> THE PROBLEM
Retype all the records below exactly as they are, with no image carried over.

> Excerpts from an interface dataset
++++++

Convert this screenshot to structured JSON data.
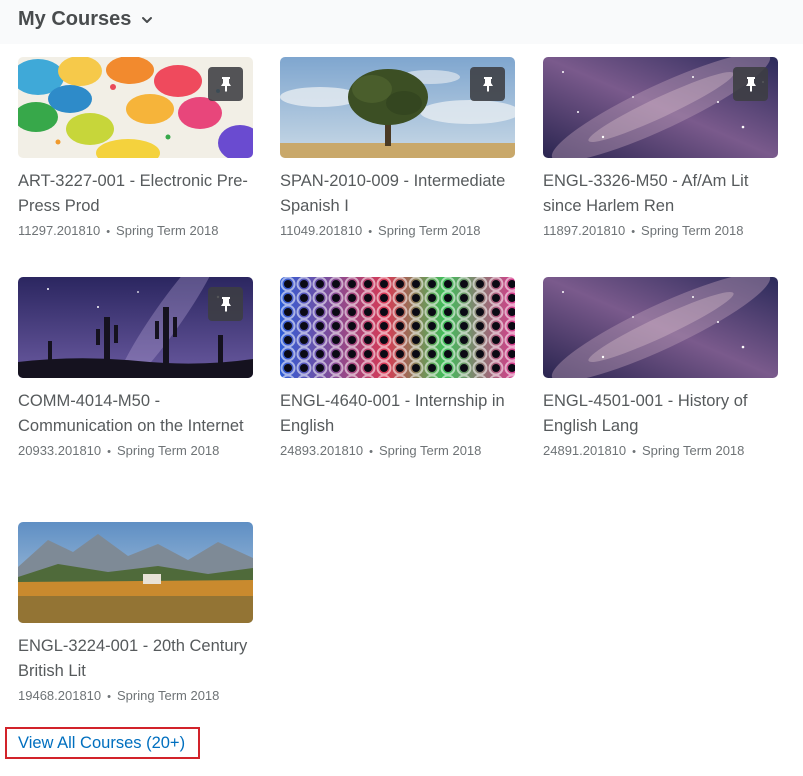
{
  "header": {
    "title": "My Courses",
    "dropdown_icon": "chevron-down-icon"
  },
  "courses": [
    {
      "title": "ART-3227-001 - Electronic Pre-Press Prod",
      "code": "11297.201810",
      "term": "Spring Term 2018",
      "image": "paint-palette",
      "pinned": true
    },
    {
      "title": "SPAN-2010-009 - Intermediate Spanish I",
      "code": "11049.201810",
      "term": "Spring Term 2018",
      "image": "lone-tree",
      "pinned": true
    },
    {
      "title": "ENGL-3326-M50 - Af/Am Lit since Harlem Ren",
      "code": "11897.201810",
      "term": "Spring Term 2018",
      "image": "galaxy",
      "pinned": true
    },
    {
      "title": "COMM-4014-M50 - Communication on the Internet",
      "code": "20933.201810",
      "term": "Spring Term 2018",
      "image": "desert-night-sky",
      "pinned": true
    },
    {
      "title": "ENGL-4640-001 - Internship in English",
      "code": "24893.201810",
      "term": "Spring Term 2018",
      "image": "colored-straws",
      "pinned": false
    },
    {
      "title": "ENGL-4501-001 - History of English Lang",
      "code": "24891.201810",
      "term": "Spring Term 2018",
      "image": "galaxy",
      "pinned": false
    },
    {
      "title": "ENGL-3224-001 - 20th Century British Lit",
      "code": "19468.201810",
      "term": "Spring Term 2018",
      "image": "mountain-lake",
      "pinned": false
    }
  ],
  "meta_separator": "•",
  "footer": {
    "view_all_label": "View All Courses (20+)"
  },
  "colors": {
    "link": "#006fbf",
    "highlight_border": "#d2232a",
    "text": "#494c4e"
  }
}
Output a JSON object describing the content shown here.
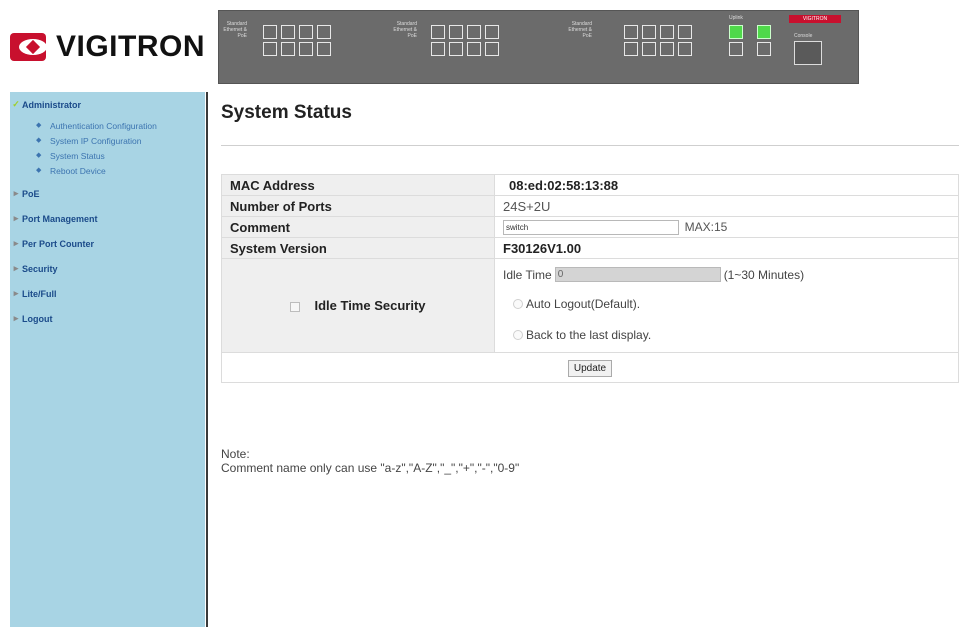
{
  "brand": {
    "name": "VIGITRON",
    "logo_color": "#c8102e"
  },
  "banner": {
    "group_label": "Standard Ethernet & PoE",
    "chip": "VIGITRON",
    "uplink_label": "Uplink",
    "console_label": "Console"
  },
  "sidebar": {
    "items": [
      {
        "label": "Administrator",
        "expanded": true,
        "sub": [
          {
            "label": "Authentication Configuration"
          },
          {
            "label": "System IP Configuration"
          },
          {
            "label": "System Status"
          },
          {
            "label": "Reboot Device"
          }
        ]
      },
      {
        "label": "PoE"
      },
      {
        "label": "Port Management"
      },
      {
        "label": "Per Port Counter"
      },
      {
        "label": "Security"
      },
      {
        "label": "Lite/Full"
      },
      {
        "label": "Logout"
      }
    ]
  },
  "main": {
    "title": "System Status",
    "rows": {
      "mac_label": "MAC Address",
      "mac_value": "08:ed:02:58:13:88",
      "ports_label": "Number of Ports",
      "ports_value": "24S+2U",
      "comment_label": "Comment",
      "comment_value": "switch",
      "comment_max": "MAX:15",
      "version_label": "System Version",
      "version_value": "F30126V1.00",
      "idle_label": "Idle Time Security",
      "idle_time_label": "Idle Time",
      "idle_time_value": "0",
      "idle_time_range": "(1~30 Minutes)",
      "radio_1": "Auto Logout(Default).",
      "radio_2": "Back to the last display."
    },
    "update_button": "Update",
    "note_title": "Note:",
    "note_text": "Comment name only can use \"a-z\",\"A-Z\",\"_\",\"+\",\"-\",\"0-9\""
  }
}
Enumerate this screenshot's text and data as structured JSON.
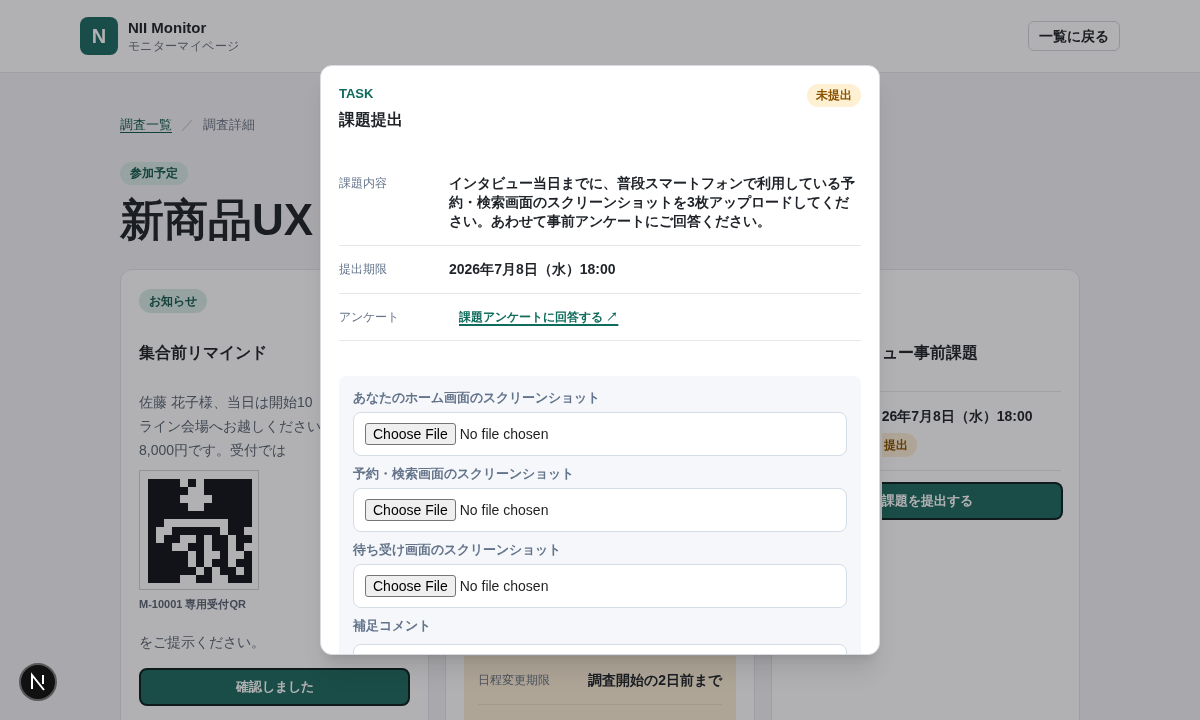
{
  "header": {
    "logo": "N",
    "title": "NII Monitor",
    "subtitle": "モニターマイページ",
    "back_button": "一覧に戻る"
  },
  "breadcrumb": {
    "items": [
      {
        "label": "調査一覧",
        "kind": "link"
      },
      {
        "label": "調査詳細",
        "kind": "current"
      }
    ],
    "separator": "／"
  },
  "survey": {
    "status": "参加予定",
    "title": "新商品UX"
  },
  "cards": [
    {
      "kind": "notice",
      "badge": "お知らせ",
      "title": "集合前リマインド",
      "message_lines": [
        "佐藤 花子様、当日は開始10",
        "ライン会場へお越しください",
        "8,000円です。受付では"
      ],
      "qr_caption": "M-10001 専用受付QR",
      "message_end": "をご提示ください。",
      "button": "確認しました"
    },
    {
      "kind": "schedule",
      "rows": [
        {
          "label": "日程変更期限",
          "value": "調査開始の2日前まで"
        }
      ]
    },
    {
      "kind": "task",
      "title": "ュー事前課題",
      "deadline": "26年7月8日（水）18:00",
      "status": "提出",
      "button": "課題を提出する"
    }
  ],
  "modal": {
    "eyebrow": "TASK",
    "title": "課題提出",
    "status": "未提出",
    "details": [
      {
        "label": "課題内容",
        "kind": "text",
        "value": "インタビュー当日までに、普段スマートフォンで利用している予約・検索画面のスクリーンショットを3枚アップロードしてください。あわせて事前アンケートにご回答ください。"
      },
      {
        "label": "提出期限",
        "kind": "text",
        "value": "2026年7月8日（水）18:00"
      },
      {
        "label": "アンケート",
        "kind": "link",
        "value": "課題アンケートに回答する ↗"
      }
    ],
    "uploads": [
      {
        "label": "あなたのホーム画面のスクリーンショット",
        "button": "Choose File",
        "status": "No file chosen"
      },
      {
        "label": "予約・検索画面のスクリーンショット",
        "button": "Choose File",
        "status": "No file chosen"
      },
      {
        "label": "待ち受け画面のスクリーンショット",
        "button": "Choose File",
        "status": "No file chosen"
      }
    ],
    "comment": {
      "label": "補足コメント"
    }
  }
}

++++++

> SOLUTION
Convert this screenshot to structured JSON data.
{
  "header": {
    "title": "My Courses",
    "dropdown_icon": "chevron-down-icon"
  },
  "courses": [
    {
      "title": "ART-3227-001 - Electronic Pre-Press Prod",
      "code": "11297.201810",
      "term": "Spring Term 2018",
      "image": "paint-palette",
      "pinned": true
    },
    {
      "title": "SPAN-2010-009 - Intermediate Spanish I",
      "code": "11049.201810",
      "term": "Spring Term 2018",
      "image": "lone-tree",
      "pinned": true
    },
    {
      "title": "ENGL-3326-M50 - Af/Am Lit since Harlem Ren",
      "code": "11897.201810",
      "term": "Spring Term 2018",
      "image": "galaxy",
      "pinned": true
    },
    {
      "title": "COMM-4014-M50 - Communication on the Internet",
      "code": "20933.201810",
      "term": "Spring Term 2018",
      "image": "desert-night-sky",
      "pinned": true
    },
    {
      "title": "ENGL-4640-001 - Internship in English",
      "code": "24893.201810",
      "term": "Spring Term 2018",
      "image": "colored-straws",
      "pinned": false
    },
    {
      "title": "ENGL-4501-001 - History of English Lang",
      "code": "24891.201810",
      "term": "Spring Term 2018",
      "image": "galaxy",
      "pinned": false
    },
    {
      "title": "ENGL-3224-001 - 20th Century British Lit",
      "code": "19468.201810",
      "term": "Spring Term 2018",
      "image": "mountain-lake",
      "pinned": false
    }
  ],
  "meta_separator": "•",
  "footer": {
    "view_all_label": "View All Courses (20+)"
  },
  "colors": {
    "link": "#006fbf",
    "highlight_border": "#d2232a",
    "text": "#494c4e"
  }
}
Output a JSON object describing the content shown here.
{
  "brand": {
    "name": "VIGITRON",
    "logo_color": "#c8102e"
  },
  "banner": {
    "group_label": "Standard Ethernet & PoE",
    "chip": "VIGITRON",
    "uplink_label": "Uplink",
    "console_label": "Console"
  },
  "sidebar": {
    "items": [
      {
        "label": "Administrator",
        "expanded": true,
        "sub": [
          {
            "label": "Authentication Configuration"
          },
          {
            "label": "System IP Configuration"
          },
          {
            "label": "System Status"
          },
          {
            "label": "Reboot Device"
          }
        ]
      },
      {
        "label": "PoE"
      },
      {
        "label": "Port Management"
      },
      {
        "label": "Per Port Counter"
      },
      {
        "label": "Security"
      },
      {
        "label": "Lite/Full"
      },
      {
        "label": "Logout"
      }
    ]
  },
  "main": {
    "title": "System Status",
    "rows": {
      "mac_label": "MAC Address",
      "mac_value": "08:ed:02:58:13:88",
      "ports_label": "Number of Ports",
      "ports_value": "24S+2U",
      "comment_label": "Comment",
      "comment_value": "switch",
      "comment_max": "MAX:15",
      "version_label": "System Version",
      "version_value": "F30126V1.00",
      "idle_label": "Idle Time Security",
      "idle_time_label": "Idle Time",
      "idle_time_value": "0",
      "idle_time_range": "(1~30 Minutes)",
      "radio_1": "Auto Logout(Default).",
      "radio_2": "Back to the last display."
    },
    "update_button": "Update",
    "note_title": "Note:",
    "note_text": "Comment name only can use \"a-z\",\"A-Z\",\"_\",\"+\",\"-\",\"0-9\""
  }
}
Enumerate this screenshot's text and data as structured JSON.
{
  "header": {
    "logo": "N",
    "title": "NII Monitor",
    "subtitle": "モニターマイページ",
    "back_button": "一覧に戻る"
  },
  "breadcrumb": {
    "items": [
      {
        "label": "調査一覧",
        "kind": "link"
      },
      {
        "label": "調査詳細",
        "kind": "current"
      }
    ],
    "separator": "／"
  },
  "survey": {
    "status": "参加予定",
    "title": "新商品UX"
  },
  "cards": [
    {
      "kind": "notice",
      "badge": "お知らせ",
      "title": "集合前リマインド",
      "message_lines": [
        "佐藤 花子様、当日は開始10",
        "ライン会場へお越しください",
        "8,000円です。受付では"
      ],
      "qr_caption": "M-10001 専用受付QR",
      "message_end": "をご提示ください。",
      "button": "確認しました"
    },
    {
      "kind": "schedule",
      "rows": [
        {
          "label": "日程変更期限",
          "value": "調査開始の2日前まで"
        }
      ]
    },
    {
      "kind": "task",
      "title": "ュー事前課題",
      "deadline": "26年7月8日（水）18:00",
      "status": "提出",
      "button": "課題を提出する"
    }
  ],
  "modal": {
    "eyebrow": "TASK",
    "title": "課題提出",
    "status": "未提出",
    "details": [
      {
        "label": "課題内容",
        "kind": "text",
        "value": "インタビュー当日までに、普段スマートフォンで利用している予約・検索画面のスクリーンショットを3枚アップロードしてください。あわせて事前アンケートにご回答ください。"
      },
      {
        "label": "提出期限",
        "kind": "text",
        "value": "2026年7月8日（水）18:00"
      },
      {
        "label": "アンケート",
        "kind": "link",
        "value": "課題アンケートに回答する ↗"
      }
    ],
    "uploads": [
      {
        "label": "あなたのホーム画面のスクリーンショット",
        "button": "Choose File",
        "status": "No file chosen"
      },
      {
        "label": "予約・検索画面のスクリーンショット",
        "button": "Choose File",
        "status": "No file chosen"
      },
      {
        "label": "待ち受け画面のスクリーンショット",
        "button": "Choose File",
        "status": "No file chosen"
      }
    ],
    "comment": {
      "label": "補足コメント"
    }
  }
}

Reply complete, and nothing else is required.